I think a torsion box is a viable design because it is strong and light. Although 10' is a large span, it will be supported on 3 sides. If you start doubling up 3/4" plywood then you have to consider the weight of the plywood in addition to what ever you use the desk for(computer, books, etc).
As far as the drawers, what do you have in mind? If you are thinking about something like a row of drawers maybe 4-6" high spanning the entire 10', then you wouldn't even need a torsion box. You could mortise and tenon a frame together out of 1x. The rails, stiles, vertical dividers,cross pieces etc would act sort of like a torsion box and you could use 1/2" MDF as the top and a 1/4" or 1/8" sheet of something on the bottom.
If you are thinking about larger file sized drawers hanging from under the bottom of the desk and floating as well, as long as they ran all the way to the back wall and were firmly attached there, it would work.
You definitely want to make some type of template because the walls will not be square.
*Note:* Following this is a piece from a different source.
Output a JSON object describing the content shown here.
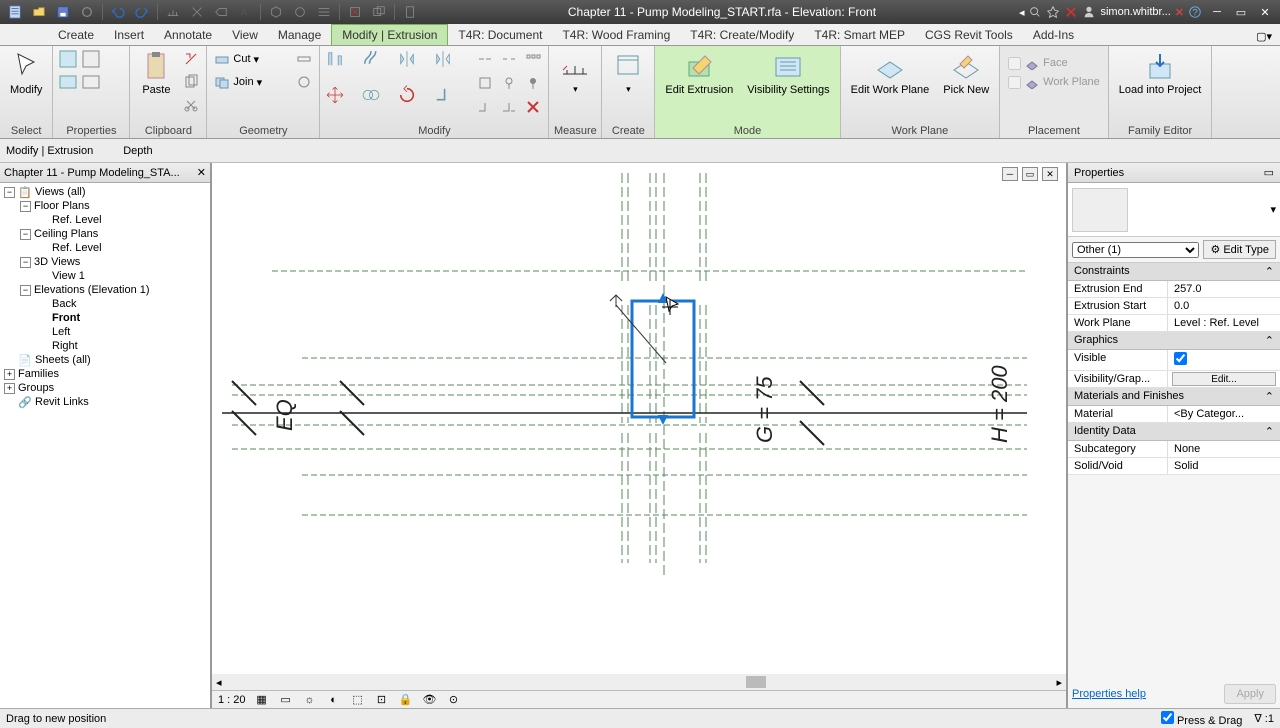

 o Post a Follow-Up

Please Note: Only registered members are able to post messages to this forum.

    If you are a member, please log in.

    If you aren't yet a member, join now!


Return to the Woodworking Forum

Information about Posting

  • You must be logged in to post a message. Once you are logged in, a posting window will appear at the bottom of the messages. If you are not a member, please register for an account.
  • Posting is a two-step process. Once you have composed your message, you will be taken to the preview page. You will then have a chance to review your post, make changes and upload photos.
  • After posting your message, you may need to refresh the forum page in order to see it.
  • Before posting copyrighted material, please read about Copyright and Fair Use.
  • We have a strict no-advertising policy!
  • If you would like to practice posting or uploading photos, please visit our Test forum.
  • If you need assistance, please Contact Us and we will be happy to help.


Learn more about in-text links on this page here